Restate the records below exactly. Pictures are not part of the copy.

- Entries from a dataset of interfaces -
╭──
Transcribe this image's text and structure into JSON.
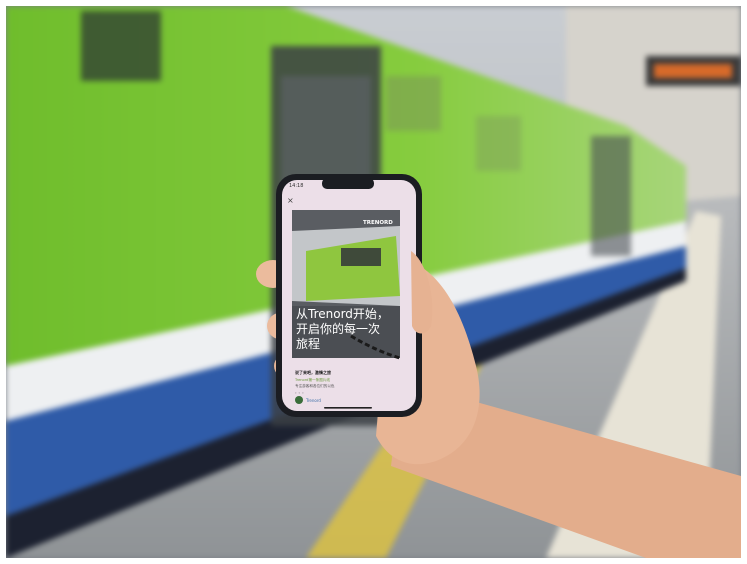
{
  "phone": {
    "status_time": "14:18",
    "close_glyph": "×",
    "brand": "TRENORD",
    "headline_line1": "从Trenord开始，",
    "headline_line2": "开启你的每一次",
    "headline_line3": "旅程",
    "body_title": "说了来吧，激情之旅",
    "body_line1": "Trenord第一条图片线",
    "body_line2": "专注游客和各位们的以色",
    "body_line3": "。。。",
    "account_name": "Trenord"
  },
  "colors": {
    "train_green": "#7cc634",
    "train_blue": "#2f5ba8",
    "train_white": "#e9ecef",
    "platform": "#9ea1a4",
    "platform_line": "#e4c73a",
    "skin": "#e9b899",
    "phone_frame": "#1b1d22",
    "screen_bg": "#ecdfe8",
    "accent_green": "#5fae3a"
  }
}
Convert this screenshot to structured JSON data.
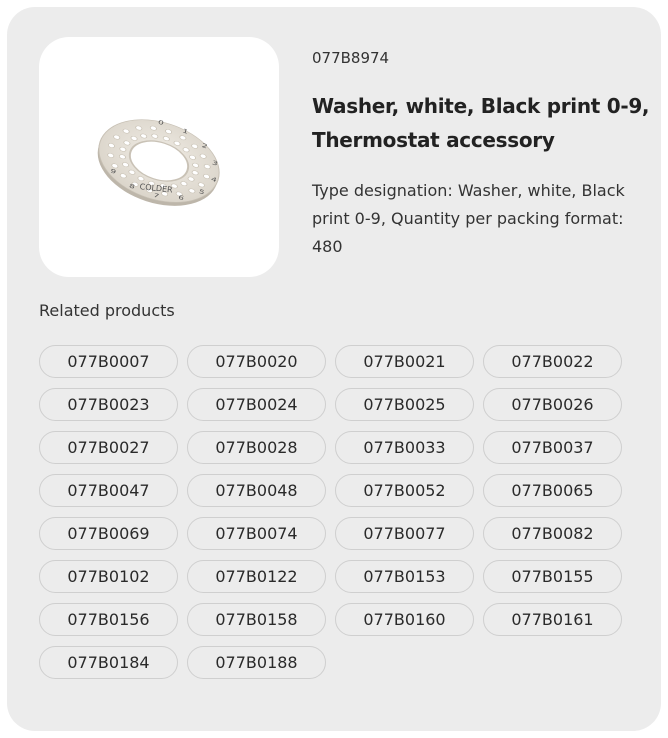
{
  "product": {
    "sku": "077B8974",
    "title": "Washer, white, Black print 0-9, Thermostat accessory",
    "description": "Type designation: Washer, white, Black print 0-9, Quantity per packing format: 480",
    "image_alt": "washer-dial-image",
    "dial_labels": [
      "0",
      "1",
      "2",
      "3",
      "4",
      "5",
      "6",
      "7",
      "8",
      "9"
    ],
    "dial_word": "COLDER"
  },
  "related": {
    "title": "Related products",
    "items": [
      "077B0007",
      "077B0020",
      "077B0021",
      "077B0022",
      "077B0023",
      "077B0024",
      "077B0025",
      "077B0026",
      "077B0027",
      "077B0028",
      "077B0033",
      "077B0037",
      "077B0047",
      "077B0048",
      "077B0052",
      "077B0065",
      "077B0069",
      "077B0074",
      "077B0077",
      "077B0082",
      "077B0102",
      "077B0122",
      "077B0153",
      "077B0155",
      "077B0156",
      "077B0158",
      "077B0160",
      "077B0161",
      "077B0184",
      "077B0188"
    ]
  },
  "colors": {
    "card_bg": "#ececec",
    "chip_border": "#cfcfcf",
    "text": "#2a2a2a"
  }
}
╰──
- Exercise solution -
Transcribe this image's text and structure into JSON.
{
  "phone": {
    "status_time": "14:18",
    "close_glyph": "×",
    "brand": "TRENORD",
    "headline_line1": "从Trenord开始，",
    "headline_line2": "开启你的每一次",
    "headline_line3": "旅程",
    "body_title": "说了来吧，激情之旅",
    "body_line1": "Trenord第一条图片线",
    "body_line2": "专注游客和各位们的以色",
    "body_line3": "。。。",
    "account_name": "Trenord"
  },
  "colors": {
    "train_green": "#7cc634",
    "train_blue": "#2f5ba8",
    "train_white": "#e9ecef",
    "platform": "#9ea1a4",
    "platform_line": "#e4c73a",
    "skin": "#e9b899",
    "phone_frame": "#1b1d22",
    "screen_bg": "#ecdfe8",
    "accent_green": "#5fae3a"
  }
}
Convert this screenshot to structured JSON data.
{
  "product": {
    "sku": "077B8974",
    "title": "Washer, white, Black print 0-9, Thermostat accessory",
    "description": "Type designation: Washer, white, Black print 0-9, Quantity per packing format: 480",
    "image_alt": "washer-dial-image",
    "dial_labels": [
      "0",
      "1",
      "2",
      "3",
      "4",
      "5",
      "6",
      "7",
      "8",
      "9"
    ],
    "dial_word": "COLDER"
  },
  "related": {
    "title": "Related products",
    "items": [
      "077B0007",
      "077B0020",
      "077B0021",
      "077B0022",
      "077B0023",
      "077B0024",
      "077B0025",
      "077B0026",
      "077B0027",
      "077B0028",
      "077B0033",
      "077B0037",
      "077B0047",
      "077B0048",
      "077B0052",
      "077B0065",
      "077B0069",
      "077B0074",
      "077B0077",
      "077B0082",
      "077B0102",
      "077B0122",
      "077B0153",
      "077B0155",
      "077B0156",
      "077B0158",
      "077B0160",
      "077B0161",
      "077B0184",
      "077B0188"
    ]
  },
  "colors": {
    "card_bg": "#ececec",
    "chip_border": "#cfcfcf",
    "text": "#2a2a2a"
  }
}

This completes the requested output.